As wildfires grow more frequent and powerful in Canada, a report from the Intact Centre on Climate Adaptation lays out a series of preventive activities for homeowners and communities to minimize fire risks.
Illustrated with infographics and aimed at simplicity, the goal is to “put a lot of the relevant research and best practice guidance all in one place, so it would be easier for people to understand risk and take action,” according to Cheryl Evans, the director of flood and wildfire resilience at the Intact Centre on Climate Adaptation, and co-author of the report.
The first set of tips cover how to create a cost-effective, fire-resilient home environment, ranging from clearing flammable debris to simple upgrades.
A second set of advice provides information for a wildfire-ready community, urging frequent maintenance and preparation.
“The whole point is to help people understand that the main thing you need to do is get started today,” she said.
The rising risk of wildfire across Canada
Citing the Canadian Interagency Forest Fire Centre, the report states Canada’s 2023 wildfire season shattered records, burning approximately 18.5 million hectares – more than double the previous record in 1995.
Climate change is implicated as exacerbating wildfire risk because it makes hot, dry and windy conditions more frequent. The wildfires generate a feedback loop of global warming as they sweep through forests and grasslands, releasing more greenhouse gases that further warm the planet.
The wildfires destroy critical infrastructure, devastate the natural environment, pose a threat to human health and cause billions in damages. Studies referenced in the report found Canada will need to double its current fire suppression budgets by 2040 if current trends continue, to maintain the same level of protection.
By proactively responding to wildfire risk, however, the report states Canadians can learn to live with the threat.
Building wildfire-resilient homes
An easy way to prepare for wildfires, Evans said, is to consider that 50 per cent to 90 per cent of houses destroyed by wildfires are ignited by embers.
Tenants and homeowners can protect against the embers with relatively inexpensive, do-it-yourself actions to address easily flammable materials on the property by mowing the lawn, removing debris from gutters and relocating firewood 10 metres away from the house.
Some intermediate steps include adding a non-combustible three-millimetre screen to all external vents (except dryer vents) and replacing worn or missing weather stripping on all doors.
More complex, higher-cost upgrades include installing: fire-rated materials for the roof covering; non-combustible siding; multi-pane or tempered glass windows; and exterior fire-rated doors.
Replacing housing materials with more fire-resistant options can reduce wildfire risk by up to 40 per cent, according to a referenced study. The figure can rise to 75 per cent by updating building materials and creating a fire-resistant landscape up to 10 metres away from the home.
Preparing for wildfires can pay dividends, the report states, "when collective costs to homeowners, municipalities and utilities are taken into consideration."
A study cited in the report found wildfire-ready home retrofits for building materials save $14 per $1 invested, and $32 for every $1 invested into landscaping.

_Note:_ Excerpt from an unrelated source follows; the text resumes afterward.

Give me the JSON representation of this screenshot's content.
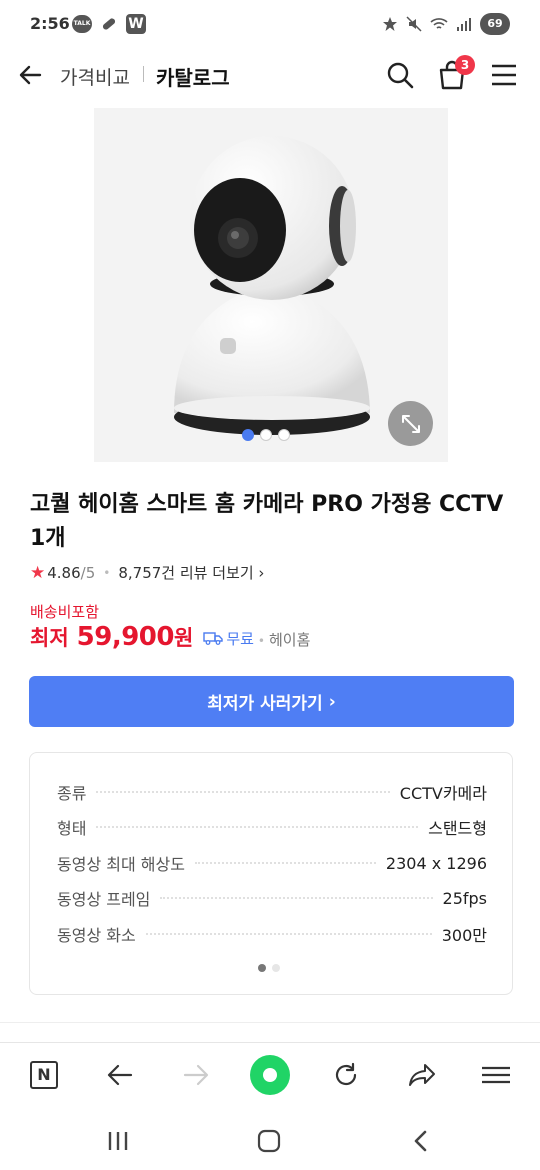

For new construction, non-combustible materials save $34 for every $1 invested, while every $1 put into landscaping saves $93.
Supporting a wildfire-ready community
It is also crucial to develop a community that is prepared for wildfires, the Intact Centre writes. Wildfires ignore boundaries and wildfire-resistant communities recover quicker and sustain less damage.
And once again, wildfire preparations taken by communities can save money. Every $1 for wildfire resilience into a community saves $14; nature-based solutions return $100 for every $1, the report claims.
The Intact Centre recommends:
- wildfire-ready structures and infrastructure, such as installing or replacing landscaping with fire resistant materials within 10 metres of structures and infrastructure;
- wildfire-ready community design, like requiring a minimum of a 10-metre setback from the crest of a hill to limit spread of fire to structures; and
- having the resources for an adequate emergency response such as sufficient water supplies, completing emergency planning and designating at least one emergency shelter.
Steps for the future
To acclimatize to the new reality of wildfires, the Intact Centre recommends more wildfire education from the federal government, supporting Indigenous-led research on wildfires and development of simple risk assessment tools.
Evans said the building industry must understand best practices for wildfire resilience.
“We don’t have wildfire resilience baked into the national or model building code at this point in time,” she said.
Builders, developers and contractors must get better training to understand the best practices, and convey their knowledge to clients involved in retrofits and developments, Evans said.
The insurance industry can seek out and share more resources with clients to take preventive action, she added. Brokers can inform people about municipal subsidies to improve roofing, or trimming trees to reduce risk, for example.
Some insurance companies offer discounts for clients who reduce wildfire risk, which Evans said is a potential incentive to encourage preventive action.